United by a passion for Hank Williams’ music, a small-town mayor, a retired judge and an avid collector of Williams memorabilia have teamed up to establish a museum at the site where Williams’ lifeless body was discovered on the morning of Jan. 1, 1953.
The principals are Barbara Hickman, mayor of Oak Hill, W.Va., the town in which Williams was found dead; Herbert Pauley, a former magistrate from Charleston, W.Va., now retired to Myrtle Beach, S.C.; and Maryam Sherif, a collector originally from New Jersey but recently transplanted to Oak Hill along with her Williams artifacts.
Pauley, who led an effort in the early 1990s to erect a Williams memorial in Oak Hill, has volunteered to oversee fundraising for the proposed museum. The West Virginia state legislature has also earmarked $30,000 in “seed money” to get the project started.
As told and re-told in books and documentaries, Williams was on his way from Montgomery, Ala., to a New Year’s Day show in Canton, Ohio, when he died in the backseat of his powder-blue Cadillac convertible. His driver, college student Charles Carr, sensed something was wrong with Williams soon after they crossed the West Virginia border. He rushed to the town of Oak Hill, where he stopped at a Pure Oil service station to confirm his suspicion. It is this same service station the planners intend to turn into the museum.
“We have people all the time stopping by here wanting to see where it was that they found Hank Williams dead,” Hickman tells CMT.com. “I have a draft of the lease [for the property], and I’m waiting for the city council to get through asking all their questions. Hopefully, I can get this done within the next couple of weeks. After that, we’ll form a [fundraising] foundation. … The building has to be renovated. It’s been sitting there for years, and it’s deteriorated.” She adds that the property has space for expansion.
“If we can get by on $100,000 for renovating that building, we’re going to be lucky,” Hickman says. “I’d like to have an architect come in, and I know one, and then have someone go in and give us an estimate of what they think it would take. We have to put in a handicapped-accessible bathroom because of the grant money I’m going to apply for. I would love to have it all done by next fall . I’ve been in city government 27 years, and my term is up next year. I’m hoping to have it finished by that time, so I won’t have to run [for office] anymore.”

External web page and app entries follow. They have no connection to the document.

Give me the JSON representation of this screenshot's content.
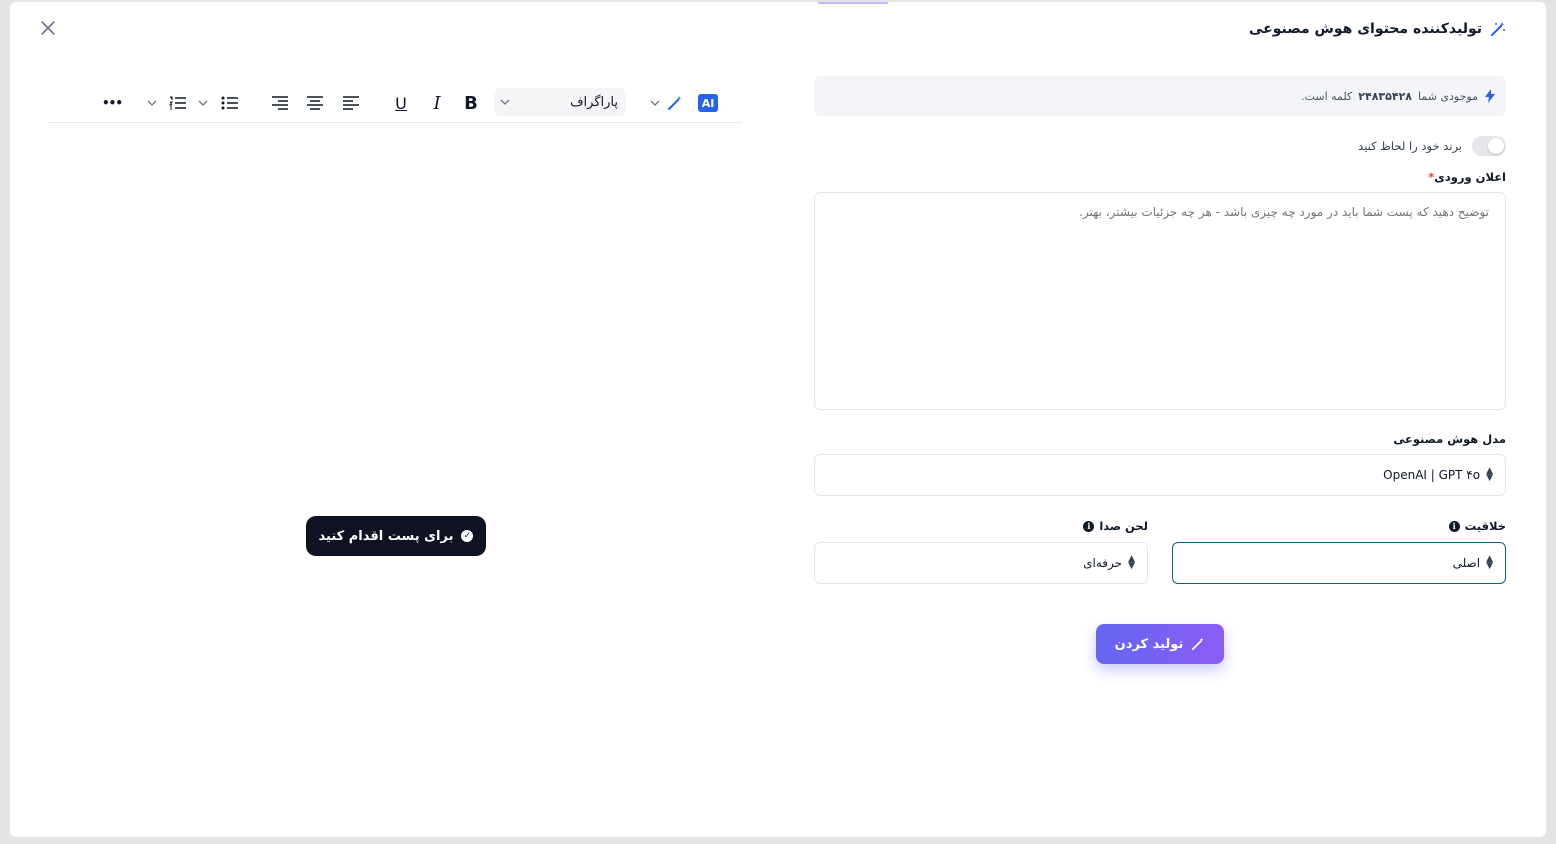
{
  "header": {
    "title": "تولیدکننده محتوای هوش مصنوعی",
    "icon": "magic-wand-icon"
  },
  "balance": {
    "prefix": "موجودی شما",
    "amount": "۲۴۸۳۵۴۲۸",
    "suffix": "کلمه است."
  },
  "brand_toggle": {
    "label": "برند خود را لحاظ کنید",
    "on": false
  },
  "prompt": {
    "label": "اعلان ورودی",
    "required_mark": "*",
    "placeholder": "توضیح دهید که پست شما باید در مورد چه چیزی باشد - هر چه جزئیات بیشتر، بهتر."
  },
  "model": {
    "label": "مدل هوش مصنوعی",
    "value": "OpenAI | GPT ۴o"
  },
  "creativity": {
    "label": "خلاقیت",
    "value": "اصلی"
  },
  "tone": {
    "label": "لحن صدا",
    "value": "حرفه‌ای"
  },
  "generate_button": {
    "label": "تولید کردن"
  },
  "editor": {
    "ai_badge": "AI",
    "paragraph_select": "پاراگراف",
    "more": "•••",
    "action_button": "برای پست اقدام کنید"
  },
  "colors": {
    "accent": "#6366f1",
    "accent_2": "#8b5cf6",
    "ai_blue": "#2563eb",
    "dark_button": "#0f1222",
    "required": "#ef4444"
  }
}
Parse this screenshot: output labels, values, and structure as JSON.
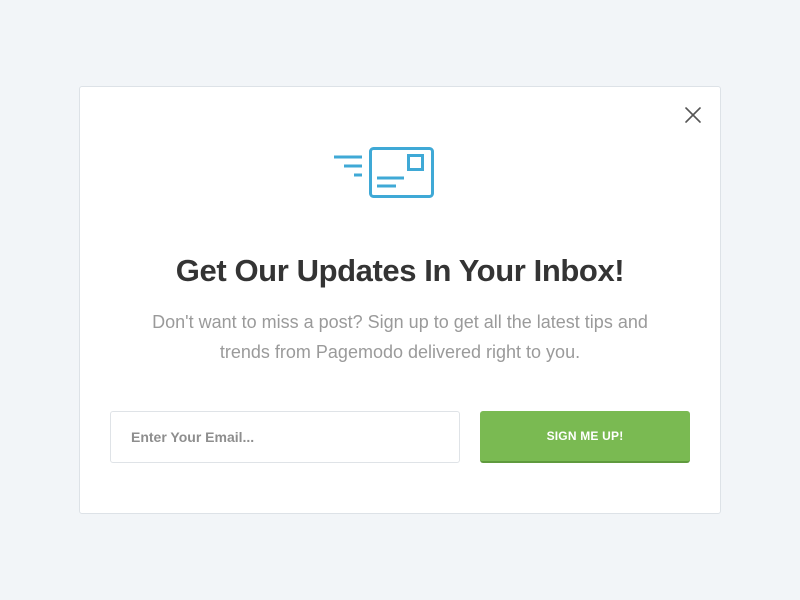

Oddly enough, it was Hickman’s husband, the late Elmer Hickman, then a disc jockey at Oak Hill radio station WOAY, who made the first public announcement of Williams’ death. “After he signed the station on that morning,” she recalls, “he said, ‘Ladies and gentlemen, I have some sad news.’ That’s how he started it, and then he told about it.”
Sherif, who never saw Williams perform live but who has been collecting material about him for more than 50 years, says her treasures include one of his shirts from 1948, his hand-tooled leather wallet with his name on one side and the figure of a guitar on the other, a scarf he wore “circa 1950-51” monogrammed with the letter “H” and a dried rose from his grave in 1953.
“I feel that our museum will compare with anything they’ve got in Montgomery or Georgiana [Alabama],” says Sherif, who relocated to Oak Hill in June. “I hope I live long enough to see this take place.” [Williams, an Alabama native, resided in Georgiana and Montgomery before achieving stardom in Nashville.]
Another book on Williams’ life and early death, Paul Hemphill’s Lovesick Blues from Viking Press, will be out in September.